Thursday, September 19, 2013

Vegan Low Country Boil with Handmade Sausages

Week 2 Ravens vs. Browns (road game)

If you would have asked me a couple years ago what a "low country boil" is I would have looked at you dumbfounded. But when my brother went to Alabama to work for 7 months, he came back talking about this common backyard BBQ tradition.
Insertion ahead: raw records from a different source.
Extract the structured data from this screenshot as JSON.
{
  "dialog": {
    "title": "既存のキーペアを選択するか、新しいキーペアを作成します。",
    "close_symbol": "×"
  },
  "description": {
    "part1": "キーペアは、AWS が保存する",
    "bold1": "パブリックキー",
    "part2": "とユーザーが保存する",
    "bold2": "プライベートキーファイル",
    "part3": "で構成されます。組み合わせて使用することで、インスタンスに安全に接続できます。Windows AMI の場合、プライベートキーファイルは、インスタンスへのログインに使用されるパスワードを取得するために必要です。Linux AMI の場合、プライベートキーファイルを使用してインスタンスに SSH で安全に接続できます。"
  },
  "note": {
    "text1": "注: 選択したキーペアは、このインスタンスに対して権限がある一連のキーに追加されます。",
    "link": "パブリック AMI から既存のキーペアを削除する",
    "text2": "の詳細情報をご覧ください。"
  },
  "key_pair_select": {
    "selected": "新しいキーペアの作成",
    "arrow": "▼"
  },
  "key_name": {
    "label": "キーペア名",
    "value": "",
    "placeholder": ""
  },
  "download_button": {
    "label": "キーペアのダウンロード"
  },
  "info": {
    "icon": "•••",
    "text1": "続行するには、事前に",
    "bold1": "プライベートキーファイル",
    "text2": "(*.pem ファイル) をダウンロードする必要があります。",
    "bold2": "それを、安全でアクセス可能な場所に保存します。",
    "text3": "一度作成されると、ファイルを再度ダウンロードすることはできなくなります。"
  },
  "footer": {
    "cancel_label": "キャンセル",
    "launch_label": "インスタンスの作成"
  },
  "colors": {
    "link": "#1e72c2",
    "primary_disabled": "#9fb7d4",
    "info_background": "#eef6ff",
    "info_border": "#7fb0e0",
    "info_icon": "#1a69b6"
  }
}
I thought, why can't you veganize it?  So we did.

Low Country Boil
The concept behind a low country boil is simple.  Take a bunch of seafood, sausages and veggies, add a ton of spices, liquid to cover and bring to a boil on an outdoor heat source.  While there are a few common ingredients, such as potatoes and corn, everything else it pretty much left up to you.  The spice mix varies, but I'd recommend going heavy on the flavor.  Why not?  The more complex the flavor profile the better.  The key to our boil was the bay leaves.  Other folks swear by Old Bay.

The number one takeaway is that its pretty hard to mess this up.  No matter what, a low country boil comes out tasting good and serving a crowd.  You are supposed to dump it on a picnic table covered in newspaper, but we just didn't have the capacity to do that.  Next time!

I could've taken the easy road and purchased my favorite Field Roast Sausages along with all the other ingredients.  Instead, I prepared handmade sausages for just the second time and they came out great.  Thanks to a bulk vital wheat gluten purchase, I had abundant supplies to create sausages from scratch.  The technique is interesting and one I picked up on from one of my favorite vegan chefs Alicia Simpson.

You start out making the sausages like nearly every other seitan recipe, dry ingredients in one bowl, wet in the other, knead together.  But here you roll the sausages out, wrap them in foil and steam them for 30-40 minutes before cooking.  The result is a plump, juicy vegan sausage loaded with your favorite spices and without any added oil.


Monday, September 16, 2013

Bud Light NFL "Quinoa Burger" Commerical

Many of you may have seen the new Bud Light commercial featuring the tailgater at the whim of his girlfriend cooking a tasteless quinoa burger. While Bud Light has little room to talk about being bland and tasteless, it certainly shines a light on our little corner of the parking lot. Not the most flattering portrayal of a vegan tailgate but we have come a long way. Touché Bud Light!

Tuesday, September 10, 2013

Sawwwce is Boss: Chocolate Habanero BBQ

Week 1: Browns vs. Dolphins

Tailgate season is back!  We had our first vegan tailgate of the year this past Sunday at the Muni Lot in Cleveland.  The nice weather, blind optimism about the season and amazing food made for a great atmosphere (we won't talk about what transpired on the field).

I purchased some chocolate habanero peppers at the Tremont Farmer's Market last week just because I thought they looked cool. This Amish guy sells a huge variety of hot peppers and I am always talking myself into buying them. I ended up using an entire pint of them in this BBQ sauce for the seitan ribs. The recipe for this sauce came off the top of my head, which I plan on doing more of this season.  Getting inspiration from the amazing vegan community is all well and good, but I want to contribute my own personal flare to the vegan scene.
Rib sandwich w/slaw, mac and cheese and chipotle kale

Sauces are vital for tailgates.  So much so, I have been collecting sauce bottles this offseason with the intention of making at least one homemade sauce per tailgate.  I will post several sauces on the blog throughout the season.  There is little value in buying a sauce at the store. Name the last time someones eyes lit up at a bottle of ketchup or honey mustard.  They are usually loaded with ingredients you can't pronounce to preserve its color and flavor.  Yuck.
There is nothing like making your own variation of your favorite sauce, like this twist on my favorite sauce, BBQ.  I've been dabbling in making BBQ sauce since my college days.  It is really quite simple because it involves a base number of ingredients and the rest is fully customizable.  Don't let the thought of making your own BBQ scare you... its very easy!  It involves sauteing finely chopped onions/garlic/peppers and adding them to tomato sauce/ketchup/puree with several key additions like apple cider vinegar, liquid smoke, ground mustard, vegan Worcestershire (no anchovies!), brown sugar or agave and other spices like paprika, cumin or oregano.  Don't worry if you can't get chocolate habaneros for this sauce, any variety will do.  Its brings the heat, so enjoy!